We often lose sight of why we're testing. Testing for testing's sake is an exercise in futility. At the most fundamental level, testing is done to help with finding and fixing bugs for users. A failing test does not directly benefit a user, nor does an open bug report; a bug found and fixed before a user can find out about it is what users value!
Building tests is only half the battle: testers devote a significant amount of time to maintaining and investigating tests, often requiring more resources than test authoring. When a test fails, we cannot say we have found a bug without further inquiry. More often than not, a failing test indicates new functionality or behavior in the application that is expected, and so the test needs to be maintained. We need to get to the root cause of the failure for the test to be meaningful.
Testers and engineers are not a cheap or plentiful resource, nor is releasing software that has failed tests without understanding why a wise decision. Therefore, the root cause analysis of failures represents an important area where efficiency and accuracy can dramatically impact ROI and may even be business-critical. How can we make sure our failing tests are meaningful?
Tests are only as good as the problem that they fix. Automated tests may fail in situations where an end-user would have no problem interacting with an application. This could be due to:

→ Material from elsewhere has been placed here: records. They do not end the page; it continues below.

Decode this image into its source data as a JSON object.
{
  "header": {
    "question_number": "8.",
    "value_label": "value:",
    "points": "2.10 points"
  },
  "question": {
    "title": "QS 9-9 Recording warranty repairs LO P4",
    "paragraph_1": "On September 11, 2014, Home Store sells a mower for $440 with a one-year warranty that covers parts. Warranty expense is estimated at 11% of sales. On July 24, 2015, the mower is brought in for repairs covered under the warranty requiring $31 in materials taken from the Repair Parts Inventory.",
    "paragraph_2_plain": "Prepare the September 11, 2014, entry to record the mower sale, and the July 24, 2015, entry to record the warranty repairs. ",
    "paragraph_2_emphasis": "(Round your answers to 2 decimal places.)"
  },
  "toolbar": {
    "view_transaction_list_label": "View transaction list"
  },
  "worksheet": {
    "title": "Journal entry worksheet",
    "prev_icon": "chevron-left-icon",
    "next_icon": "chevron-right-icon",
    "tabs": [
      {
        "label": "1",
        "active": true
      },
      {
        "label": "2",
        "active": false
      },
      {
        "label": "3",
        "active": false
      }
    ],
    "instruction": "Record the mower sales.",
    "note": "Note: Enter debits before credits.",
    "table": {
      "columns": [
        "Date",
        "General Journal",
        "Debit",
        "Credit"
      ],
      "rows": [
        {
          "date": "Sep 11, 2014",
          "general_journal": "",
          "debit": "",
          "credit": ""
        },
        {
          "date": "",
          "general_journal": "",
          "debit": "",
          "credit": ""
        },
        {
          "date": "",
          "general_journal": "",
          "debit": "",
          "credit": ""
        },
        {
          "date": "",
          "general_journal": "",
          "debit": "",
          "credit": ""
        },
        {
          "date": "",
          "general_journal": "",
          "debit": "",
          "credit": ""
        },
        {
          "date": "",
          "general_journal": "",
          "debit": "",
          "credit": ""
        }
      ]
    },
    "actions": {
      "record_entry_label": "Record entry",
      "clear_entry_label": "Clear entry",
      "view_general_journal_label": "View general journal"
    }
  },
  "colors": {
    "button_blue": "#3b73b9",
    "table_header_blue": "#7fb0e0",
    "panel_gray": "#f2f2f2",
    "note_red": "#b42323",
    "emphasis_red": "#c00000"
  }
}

If we take it back to first principles, it is key to test to improve the user experience; after all, there is no point in allocating resources to testing if you do not improve the product from the users' perspective. To do so, you need to know why a test failed. You need root cause analysis. Root cause analysis is quite straightforward to define but not always that easy to perform. Put simply, it is identifying what caused a test to fail. It is a process that seeks to find the origin of a problem and answer why the problem happened. There's a wide range of advantages of root cause analysis that are many and well documented: finding bugs earlier gives a greater ROI; faster time to market; etc. The challenge is adopting the right approach and tooling to take advantage of its benefits quickly and easily.
Those familiar with Virtuoso will be well aware that we approach testing on a holistic level - we help our users ship better quality products faster. Therefore, it should come as no surprise that helping teams with root cause analysis is top of our agenda. This is why we developed our root cause analysis feature, which gives you all the information you need to locate the genesis of problems at a glance:
Once you have identified the root cause (whether it was due to a regression, flaky environment, or another reason), you can provide a reason for the failure and get all the information presented to you instantly in a handy report. As Virtuoso tracks your execution history, even the most granular of information is at your fingertips. Focus right down to the test steps level and see screenshots, network traffic details, and much more. You can find out more about the feature here.
Root cause analysis represents a great opportunity for teams to improve the quality of their product, reduce maintenance overhead, ship faster, and increase customer satisfaction. Virtuoso is committed to providing its users with features that enable them to find the underlying reason for a problem and not just automate tests. And as we combine this approach with the latest developments in AI/ML, our vision is to accelerate the benefits of root cause analysis offered as part of our vision for the future of testing.